The point is that I think Kyrie is sorta like that with his ballhandling sometimes. He can do things with the rock no one else can, and when he pulls them off, oh my god there ain’t nothing better. Alas, there are a bunch of guys on the other team with a vested interest in preventing him from pulling them off, so it doesn’t always work out. It seems to me that he’s tried to rein things in a little bit in the season’s closing weeks, which is probably an overall smart move. That said, Kyrie does stuff with the ball in a way that I’ve never really seen on an NBA court, and he’s barely 24. I would gladly watch him just dribble in an empty gym for the next decade.

Kawhi Leonard (24 years old)

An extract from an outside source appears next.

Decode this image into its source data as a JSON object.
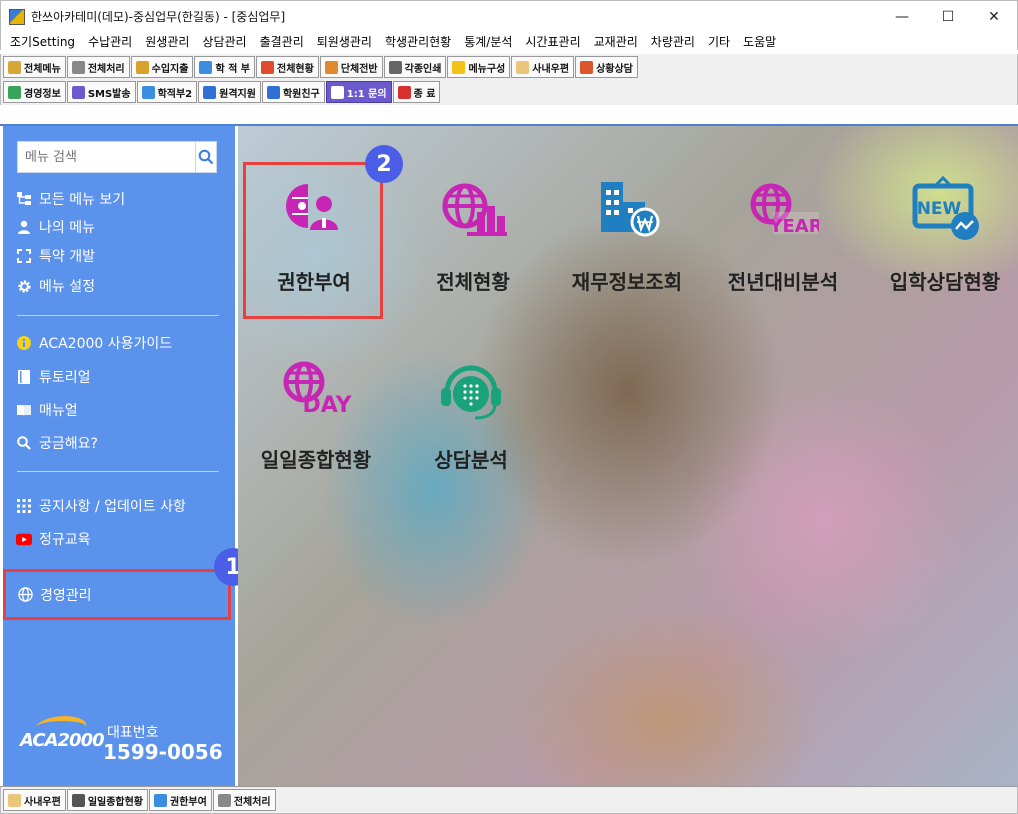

Somebody’s gotta keep cornrows alive, and somebody’s gotta suck the souls out of the league’s would-be top scorers. Kawhi is a relative young’n, and he’ll be the one guiding the Spurs’ battleship assuming Tim Duncan retires one day. Speaking of which, should Duncan be on this list? He’s almost 40, yes, but aren’t there more ridiculous possibilities than him playing 10 minutes a game in 2026? He’s played exemplary ball, especially on the defensive end, through the better part of five presidential terms. I think the Spurs training facility is Area 51.

Karl-Anthony Towns (20 years old)

Speaking of Duncan, KAT looks like the most complete rookie big man we’ve seen since Timmy joined the Spurs in 1999. He’s about to wrap up a freshman year in which he averaged better than 18 points and 10 rebounds and nearly two blocks. He already has a refined jump shot — he made half of his long twos this year — and the three could become a bigger part of his arsenal if he wants it to. By all accounts he’s a good teammate and a good kid. He played in every game this year and he has no significant injury history. (The latter being the reason I left Anthony Davis out.) There’s little reason to think he won’t play in a dozen All-Star games. If the Timberwolves nail another draft or two, they could really be on to something, and Towns will be in the middle of it all.

Kristaps Porzingis (20 years old)

I like to think that Porzingis is kinda like if Arvydas Sabonis or Zydrunas Ilgauskas never got hurt. That might be a slight insult to Sabonis, but the point is that Kristaps’ potential is virtually unmatched. He has a 7-foot-6 wingspan, which puts him near the upper limit of that for bald eagles. He’s already a top-ten shot blocker, even ahead of Towns, and his tip-slams are a true sight to behold. Between his lanky frame, the desperate thirst that has long since penetrated Madison Square Garden, and the fact that he once wore cornrows and a Jordan headband, there’s a lot to like about Porzingis.

It’s a tough choice, to be sure, and not one to be taken lightly. Think it over deeply. Consult your loved ones. Consider your values. Decide what is truly important to you, and then ask yourself: Who you got?